In, pleading. Distinctness ; clearness of statement; particularity. Such precision and explicitness in the statement of alleged facts that the pleader’s averments and contention may be readily understood by the pleader on the other side, as well as by the court and jury. State v. Hayward, 83 Mo. 309; State v. Burke, 151 Mo. 143, 52 S. W. 226; David v. David, 66 Ala. 148. This word is technically used in pleading in two different senses, signifying either distinctness, or particularity, as opposed to undue generality. Certainty is said to be of three sorts: (1) Certainty to a common intent is such as is attained by using words in their ordinary meaning, but is not exclusive of another meaning which might be made out by argument or inference. (2) Certainty to a certain intent in general is that which allows of no misunderstanding if a fair and reasonable construction is put upon the language employed, without bringing in facts which are possible, but not apparent. (3) Certainty to a certain intent in particular is the highest degree of technical accuracy and precision. Co. Litt. 303; 2 H. Bl. 530; Spencer v. Southwick, 9 Johns. (N. Y.) 317; State v. Parker, 34 Ark. 158, 36 Am. Rep. 5. In contracts. The quality of being specific, accurate, and distinct. A thing is certain when its essence, quality, and quantity are described, distinctly set forth, etc. Dig. 12, 1, 6. It is uncertain when the description is not that of an individual object, but designates only the kind. Civ. Code La. art. 3522, no. 8; 5 Coke, 121.
Law Dictionary – Alternative Legal Definition
pleading. By certainty is understood a clear and distinct statement of the facts which constitute the cause of action, or ground of defence, so that they may be understood by the party who is to answer them, by the jury who are to ascertain the truth of the allegations, and by the court who are to give the judgment.

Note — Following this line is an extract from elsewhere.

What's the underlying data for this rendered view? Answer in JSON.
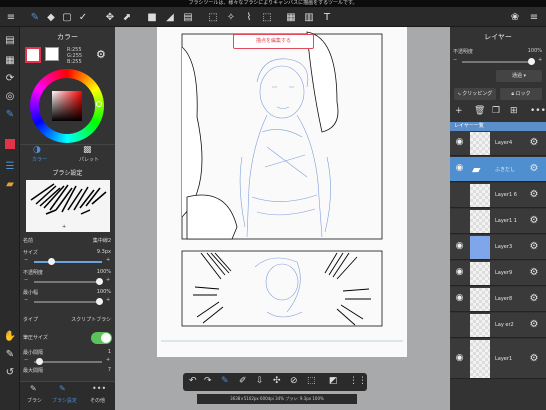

Certainty has been stated by Lord Coke, Co. Litt. 303, a, to be of three sorts namely, 1. certainty to a common intent 2. to a certain intent in general; and, 3. to a certain intent in every particular. In the case of Dovaston. v. Paine Buller, J. said he remembered to have heard Mr. Justice Ashton treat these distinctions as a jargon of words without meaning; They have, however, long been made, and ought not altogether to be departed from. 2. 1. Certainty to a common intent is simply a rule of construction. It occurs when words are used which will bear a natural sense, and also an artificial one, or one to be made out by argument or inference. Upon the ground of this rule the natural sense of words is adopted, without addition. 2. Certainty to, a certain intent in general, is a greater degree of certainty than the last, and means what upon a fair and reasonable construction may be called certain, without recurring to possible facts which do not appear; 9 Johns. R. 317; and is what is required in declarations, replications, and indictments, in the charge or accusation, and in returns to writs of mandamus by some of which authorities, it would seem, certainty to a common intent is sufficient in a declaration. 4. 3. The third degree of certainty, is that which precludes all argument, inference, or presumption against the party, pleading, and is that technical accuracy which is not liable to the most subtle and scrupulous objections, so that it is not merely a rule of construction, but of addition; for where this certainty is necessary, the party must not only state the facts of his case in the most precise way, but add to them such as show that they are not to be controverted, and, as it were, anticipate the case of his adversary.